I think you made a false assumption about Event Log Explorer for not being familiar with it - it seems to do everything that Win 10 Event Viewer does with a slightly better UI.
Something I would find helpful is an explanation of what the significance of each and every “event” posted is. I have found a few sites that seem to want to do that but are thinly populated. Seems like that is another feature that has turned into a rabbit hole.
Totally agree that GW should not be loaded down with real time diagnostics even the posting to to event logs is not needed as real time - a database post processor that allowed getting rid of alerts that I wish I had never requested or a printable or cvs readout that could be further scrutinized would have more readily made me realize that the GW information on my laptop was not relevant to the issue affecting my network.
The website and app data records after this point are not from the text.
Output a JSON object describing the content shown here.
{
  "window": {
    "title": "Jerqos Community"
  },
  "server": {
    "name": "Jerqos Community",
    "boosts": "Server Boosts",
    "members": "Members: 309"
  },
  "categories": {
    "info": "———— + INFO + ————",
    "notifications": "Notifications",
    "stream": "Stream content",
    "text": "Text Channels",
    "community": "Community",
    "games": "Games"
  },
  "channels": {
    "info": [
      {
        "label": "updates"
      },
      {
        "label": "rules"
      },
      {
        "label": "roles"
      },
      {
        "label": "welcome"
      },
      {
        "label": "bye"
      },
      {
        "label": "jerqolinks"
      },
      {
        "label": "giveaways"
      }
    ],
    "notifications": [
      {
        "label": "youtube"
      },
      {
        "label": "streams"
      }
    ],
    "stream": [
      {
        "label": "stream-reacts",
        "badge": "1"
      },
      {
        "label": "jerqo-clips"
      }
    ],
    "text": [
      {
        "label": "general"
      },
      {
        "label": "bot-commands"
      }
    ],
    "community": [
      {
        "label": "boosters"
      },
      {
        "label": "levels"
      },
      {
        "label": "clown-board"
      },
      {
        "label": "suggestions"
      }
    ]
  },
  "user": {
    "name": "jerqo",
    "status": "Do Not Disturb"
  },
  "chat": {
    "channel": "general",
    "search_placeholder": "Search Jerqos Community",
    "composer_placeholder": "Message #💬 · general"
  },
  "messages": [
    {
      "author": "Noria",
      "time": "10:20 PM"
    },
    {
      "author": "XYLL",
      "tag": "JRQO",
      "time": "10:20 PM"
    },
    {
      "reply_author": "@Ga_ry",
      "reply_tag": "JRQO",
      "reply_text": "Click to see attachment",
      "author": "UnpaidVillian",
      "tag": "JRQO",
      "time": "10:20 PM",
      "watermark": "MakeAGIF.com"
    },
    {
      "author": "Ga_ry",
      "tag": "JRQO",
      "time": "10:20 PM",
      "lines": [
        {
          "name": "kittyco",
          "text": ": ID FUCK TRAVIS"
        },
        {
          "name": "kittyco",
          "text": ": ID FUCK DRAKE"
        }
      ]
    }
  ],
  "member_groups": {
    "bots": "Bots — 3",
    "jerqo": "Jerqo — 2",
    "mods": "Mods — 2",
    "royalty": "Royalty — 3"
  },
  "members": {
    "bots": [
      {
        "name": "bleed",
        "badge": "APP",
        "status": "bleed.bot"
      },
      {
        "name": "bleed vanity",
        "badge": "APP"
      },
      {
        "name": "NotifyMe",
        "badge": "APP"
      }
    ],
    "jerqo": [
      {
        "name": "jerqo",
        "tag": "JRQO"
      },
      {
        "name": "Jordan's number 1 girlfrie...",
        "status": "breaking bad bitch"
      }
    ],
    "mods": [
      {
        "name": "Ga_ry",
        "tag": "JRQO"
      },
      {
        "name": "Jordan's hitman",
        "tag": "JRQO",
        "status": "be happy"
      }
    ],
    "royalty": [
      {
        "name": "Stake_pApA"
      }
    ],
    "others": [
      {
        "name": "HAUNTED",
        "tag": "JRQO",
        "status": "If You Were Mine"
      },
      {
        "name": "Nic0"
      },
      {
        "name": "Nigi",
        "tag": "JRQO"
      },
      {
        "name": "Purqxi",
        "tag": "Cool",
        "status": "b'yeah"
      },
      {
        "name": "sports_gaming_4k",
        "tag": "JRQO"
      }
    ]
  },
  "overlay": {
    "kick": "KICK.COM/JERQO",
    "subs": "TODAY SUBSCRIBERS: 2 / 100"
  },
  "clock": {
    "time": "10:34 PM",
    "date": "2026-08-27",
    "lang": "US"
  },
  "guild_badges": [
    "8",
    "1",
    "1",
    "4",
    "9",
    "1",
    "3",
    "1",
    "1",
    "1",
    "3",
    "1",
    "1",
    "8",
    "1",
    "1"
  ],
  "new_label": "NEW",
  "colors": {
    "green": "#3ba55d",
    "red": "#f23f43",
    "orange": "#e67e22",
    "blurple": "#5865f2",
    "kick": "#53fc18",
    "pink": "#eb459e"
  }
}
Sorry if I gave the impression that I was looking for advise in diagnosing my problem; I only thought that it would be nice to have some way of (probably) post processing of the database to massage it into more useful information.
I like what GW does. If I could afford to plug it directly into my (microwave) modem I may have learned something - probably not that the AppleTV box was the problem (because if I cut the connection at the modem, the AppleTV would not have been a part of my network) - even my ISP could not have known that from their perspective until I met an aide that could tell me that I was drawing a lot more bandwidth than I had paid for and was willing to hang in there while I disconnected nodes to find the bandwidth hog.
It has been a lot of techy years since I played with bigger problems than email and I recall that there was an acronym ICMP that may have given me more network wide information (instead of just my laptop node) but, hey, I have only 9 nodes and it was pretty easy to just unplug each one while the ISP monitored my bandwidth usage.
So far I have high hopes that my internet connection is more stable and that I have learned a lot more about Glasswire and Win 10 events on my computer AND that they have little usefulness in examining my network nodes that are not able to run GW or collect Win 10 events.
Tenforums looks interesting. I’ll look closer.

Thanks for your input.